Many of Britain’s towns and cities contain tree-lined streets with family houses built in the 19th and early 20th century. These properties broadly fall into three types.
After apartments, terraced homes are the most numerous type of house for sale in England8. These are houses that are connected with other properties on both sides.
Many terraced properties were built during the mid to late 19th century, usually as affordable but small homes for industrial workers and their families. Many were knocked down during the 1960s to make way for high-rise apartment blocks but the ones that remain are usually the most affordable houses in many cities and towns. For example, in Manchester a terraced house costs £119,367, while a semi-detached house (see below) is £168,8159.
2. Detached houses
Approximately 26% of all new homes built in the UK10 are detached properties. However, they are found most often outside metropolitan centres, on the outskirts of – or countryside near – cities and towns. In city and town centres they are often Georgian (dating from 1700 to 1800) town houses. These are tall but with small gardens and tend to command high prices, particularly in London.
Most detached houses are more modern in construction, hailing from the 1970s onwards. It is common for these homes to copy older styles including Tudor, Elizabethan and Georgian architecture.
“Older detached houses have often been extended or remodelled since they were built so it’s essential to find out if the vendor has the correct planning permissions – otherwise the sale could easily fall through,” says Jonathan Hopper of property finders Garrington.
3. Semi-detached houses
A semi-detached house is one of a pair of homes built as one property and connected by a single partition wall. More than a third of the UK population live in one11 and those with three bedrooms are the most popular type of semi12, research shows, offering both affordability and much more room than an apartment.
These homes commonly date from three eras of housing building:
Semi-detached were first built in significant numbers during the second half of Queen Victoria’s reign (1837 to 1901). Those built during this period are often prized for their high ceilings, long hallways, decorative internal plasterwork and fireplaces. They are also much sought after by those who need to commute into the UK’s main cities; millions of them were built at a time when Britain’s railways were expanding and are often not far from a railway station.
This type of property was popular during the Edwardian period. It stretched from 1901 to 1910 but influenced building styles up until the 1920s.

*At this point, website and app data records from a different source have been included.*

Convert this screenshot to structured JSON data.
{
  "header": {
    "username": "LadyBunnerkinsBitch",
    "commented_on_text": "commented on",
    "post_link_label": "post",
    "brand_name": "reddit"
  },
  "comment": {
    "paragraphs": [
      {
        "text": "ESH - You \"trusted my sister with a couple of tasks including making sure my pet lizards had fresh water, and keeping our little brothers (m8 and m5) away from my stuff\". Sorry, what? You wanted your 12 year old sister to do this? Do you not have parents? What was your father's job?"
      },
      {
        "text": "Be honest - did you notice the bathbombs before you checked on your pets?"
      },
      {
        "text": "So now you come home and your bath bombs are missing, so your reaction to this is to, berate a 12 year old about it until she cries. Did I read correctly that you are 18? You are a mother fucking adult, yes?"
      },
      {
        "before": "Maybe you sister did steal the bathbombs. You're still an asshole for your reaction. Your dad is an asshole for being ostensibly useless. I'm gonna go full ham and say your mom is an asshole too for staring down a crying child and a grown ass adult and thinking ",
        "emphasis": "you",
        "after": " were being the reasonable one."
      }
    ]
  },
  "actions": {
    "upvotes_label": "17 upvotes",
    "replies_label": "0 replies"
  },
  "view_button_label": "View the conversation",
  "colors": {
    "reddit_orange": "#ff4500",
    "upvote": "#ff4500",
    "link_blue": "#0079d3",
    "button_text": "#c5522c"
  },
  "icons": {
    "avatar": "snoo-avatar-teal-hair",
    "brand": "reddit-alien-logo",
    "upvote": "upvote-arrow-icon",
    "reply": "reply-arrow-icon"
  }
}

3. Inter-war years
Semis were also built in increasing numbers in the outer suburbs of many cities and towns during the interwar (1918 to 1939) and post-WWII periods when the UK underwent a building boom.